Having a desire to be set free and to be with Christ These two things must be read in connection. For death of itself will never be desired, because such a desire is at variance with natural feeling, but is desired for some particular reason, or with a view to some other end. Persons in despair have recourse to it from having become weary of life; believers, on the other hand, willingly hasten forward to it, because it is a deliverance from the bondage of sin, and an introduction into the kingdom of heaven. What Paul now says is this; “I desire to die, because I will, by this means, come into immediate connection with Christ.” In the mean time, believers do not cease to regard death with horror, but when they turn their eyes to that life which follows death, they easily overcome all dread by means of that consolation. Unquestionably, every one that believes in Christ ought to be so courageous as to lift up his head on mention being made of death, delighted to have intimation of his redemption. (Luke 21:28.) From this we see how many are Christians only in name, since the greater part, on hearing mention made of death, are not merely alarmed, but are rendered almost lifeless through fear, as though they had never heard a single word respecting Christ. O the worth and value of a good conscience! Now faith is the foundation of a good conscience; nay more, it is itself goodness of conscience.

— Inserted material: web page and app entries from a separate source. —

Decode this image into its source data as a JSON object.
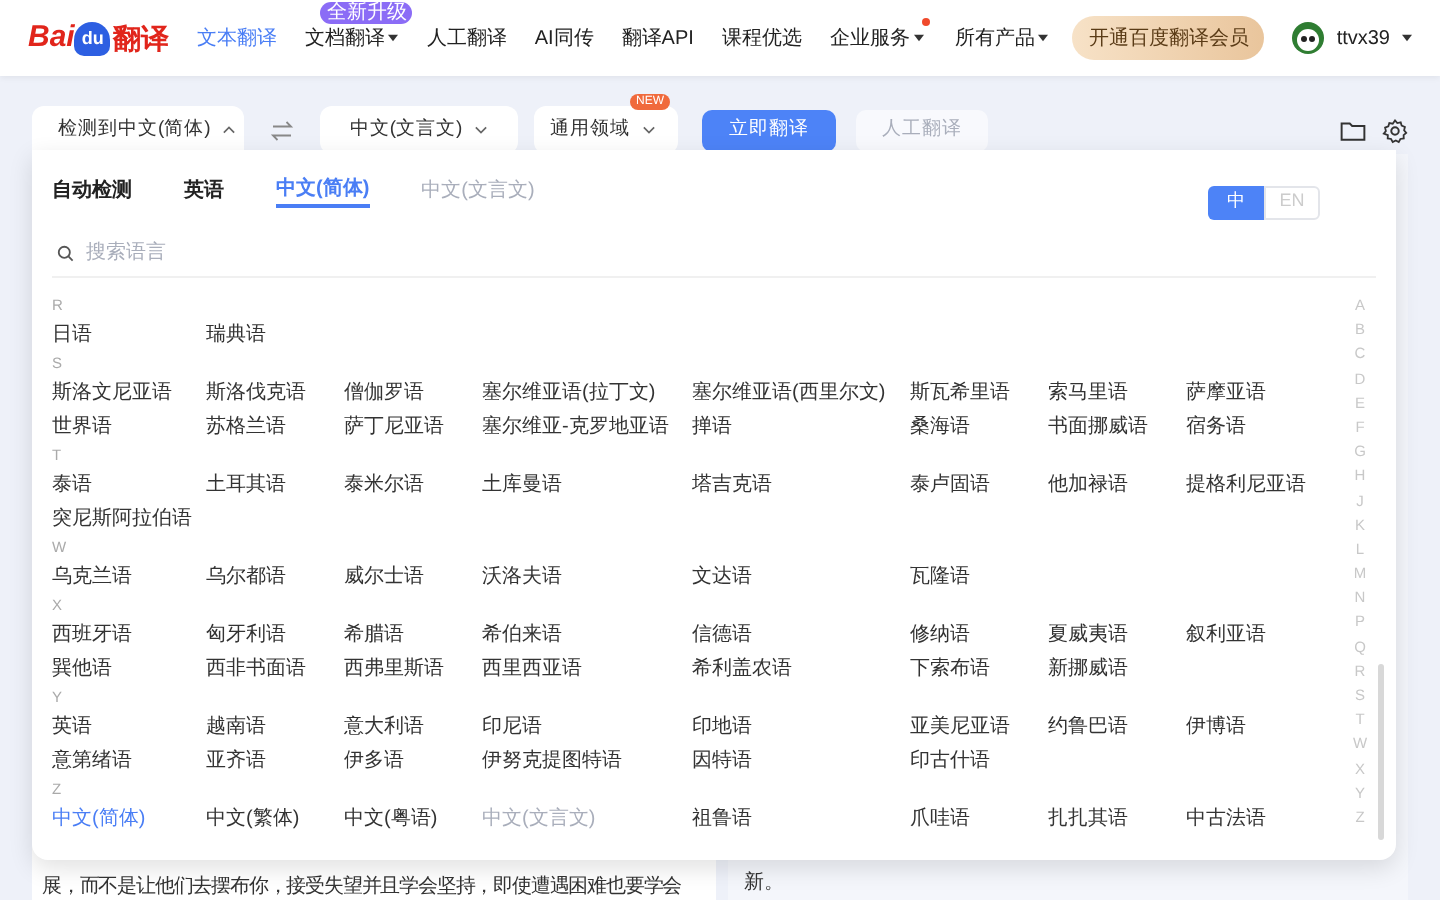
{
  "header": {
    "logo": {
      "left": "Bai",
      "paw": "du",
      "right": "翻译"
    },
    "nav": [
      {
        "label": "文本翻译",
        "selected": true,
        "caret": false
      },
      {
        "label": "文档翻译",
        "selected": false,
        "caret": true,
        "badge": "全新升级"
      },
      {
        "label": "人工翻译",
        "selected": false,
        "caret": false
      },
      {
        "label": "AI同传",
        "selected": false,
        "caret": false
      },
      {
        "label": "翻译API",
        "selected": false,
        "caret": false
      },
      {
        "label": "课程优选",
        "selected": false,
        "caret": false
      },
      {
        "label": "企业服务",
        "selected": false,
        "caret": true,
        "dot": true
      }
    ],
    "products": "所有产品",
    "vip_button": "开通百度翻译会员",
    "username": "ttvx39"
  },
  "toolbar": {
    "source": "检测到中文(简体)",
    "source_expanded": true,
    "target": "中文(文言文)",
    "domain": "通用领域",
    "domain_badge": "NEW",
    "translate_button": "立即翻译",
    "human_button": "人工翻译",
    "human_disabled": true
  },
  "language_panel": {
    "tabs": [
      {
        "label": "自动检测",
        "selected": false,
        "disabled": false
      },
      {
        "label": "英语",
        "selected": false,
        "disabled": false
      },
      {
        "label": "中文(简体)",
        "selected": true,
        "disabled": false
      },
      {
        "label": "中文(文言文)",
        "selected": false,
        "disabled": true
      }
    ],
    "ui_language": [
      {
        "label": "中",
        "selected": true
      },
      {
        "label": "EN",
        "selected": false
      }
    ],
    "search": {
      "placeholder": "搜索语言"
    },
    "groups": [
      {
        "letter": "R",
        "items": [
          {
            "label": "日语"
          },
          {
            "label": "瑞典语"
          }
        ]
      },
      {
        "letter": "S",
        "items": [
          {
            "label": "斯洛文尼亚语"
          },
          {
            "label": "斯洛伐克语"
          },
          {
            "label": "僧伽罗语"
          },
          {
            "label": "塞尔维亚语(拉丁文)"
          },
          {
            "label": "塞尔维亚语(西里尔文)"
          },
          {
            "label": "斯瓦希里语"
          },
          {
            "label": "索马里语"
          },
          {
            "label": "萨摩亚语"
          },
          {
            "label": "世界语"
          },
          {
            "label": "苏格兰语"
          },
          {
            "label": "萨丁尼亚语"
          },
          {
            "label": "塞尔维亚-克罗地亚语"
          },
          {
            "label": "掸语"
          },
          {
            "label": "桑海语"
          },
          {
            "label": "书面挪威语"
          },
          {
            "label": "宿务语"
          }
        ]
      },
      {
        "letter": "T",
        "items": [
          {
            "label": "泰语"
          },
          {
            "label": "土耳其语"
          },
          {
            "label": "泰米尔语"
          },
          {
            "label": "土库曼语"
          },
          {
            "label": "塔吉克语"
          },
          {
            "label": "泰卢固语"
          },
          {
            "label": "他加禄语"
          },
          {
            "label": "提格利尼亚语"
          },
          {
            "label": "突尼斯阿拉伯语"
          }
        ]
      },
      {
        "letter": "W",
        "items": [
          {
            "label": "乌克兰语"
          },
          {
            "label": "乌尔都语"
          },
          {
            "label": "威尔士语"
          },
          {
            "label": "沃洛夫语"
          },
          {
            "label": "文达语"
          },
          {
            "label": "瓦隆语"
          }
        ]
      },
      {
        "letter": "X",
        "items": [
          {
            "label": "西班牙语"
          },
          {
            "label": "匈牙利语"
          },
          {
            "label": "希腊语"
          },
          {
            "label": "希伯来语"
          },
          {
            "label": "信德语"
          },
          {
            "label": "修纳语"
          },
          {
            "label": "夏威夷语"
          },
          {
            "label": "叙利亚语"
          },
          {
            "label": "巽他语"
          },
          {
            "label": "西非书面语"
          },
          {
            "label": "西弗里斯语"
          },
          {
            "label": "西里西亚语"
          },
          {
            "label": "希利盖农语"
          },
          {
            "label": "下索布语"
          },
          {
            "label": "新挪威语"
          }
        ]
      },
      {
        "letter": "Y",
        "items": [
          {
            "label": "英语"
          },
          {
            "label": "越南语"
          },
          {
            "label": "意大利语"
          },
          {
            "label": "印尼语"
          },
          {
            "label": "印地语"
          },
          {
            "label": "亚美尼亚语"
          },
          {
            "label": "约鲁巴语"
          },
          {
            "label": "伊博语"
          },
          {
            "label": "意第绪语"
          },
          {
            "label": "亚齐语"
          },
          {
            "label": "伊多语"
          },
          {
            "label": "伊努克提图特语"
          },
          {
            "label": "因特语"
          },
          {
            "label": "印古什语"
          }
        ]
      },
      {
        "letter": "Z",
        "items": [
          {
            "label": "中文(简体)",
            "selected": true
          },
          {
            "label": "中文(繁体)"
          },
          {
            "label": "中文(粤语)"
          },
          {
            "label": "中文(文言文)",
            "disabled": true
          },
          {
            "label": "祖鲁语"
          },
          {
            "label": "爪哇语"
          },
          {
            "label": "扎扎其语"
          },
          {
            "label": "中古法语"
          }
        ]
      }
    ],
    "index": [
      "A",
      "B",
      "C",
      "D",
      "E",
      "F",
      "G",
      "H",
      "J",
      "K",
      "L",
      "M",
      "N",
      "P",
      "Q",
      "R",
      "S",
      "T",
      "W",
      "X",
      "Y",
      "Z"
    ]
  },
  "source_text": "展，而不是让他们去摆布你，接受失望并且学会坚持，即使遭遇困难也要学会",
  "target_text": "新。"
}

To be set free This form of expression is to be observed. Profane persons speak of death as the destruction of man, as if he altogether perished. Paul here reminds us, that death is the separation of the soul from the body. And this he expresses more fully immediately afterwards, explaining as to what condition awaits believers after death — that of dwelling with Christ We are with Christ even in this life, inasmuch as the kingdom of God is within us, (Luke 17:21,) and Christ dwells in us by faith, (Ephesians 3:17,) and has promised that he will be with us even unto the end of the world, (Matthew 28:20,) but that presence we enjoy only in hope. Hence as to our feeling, we are said to be at present at a distance from him. See 2 Corinthians 5:6. This passage is of use for setting aside the mad fancy of those who dream that souls sleep when separated from the body, for Paul openly declares that we enjoy Christ’s presence on being set free from the body.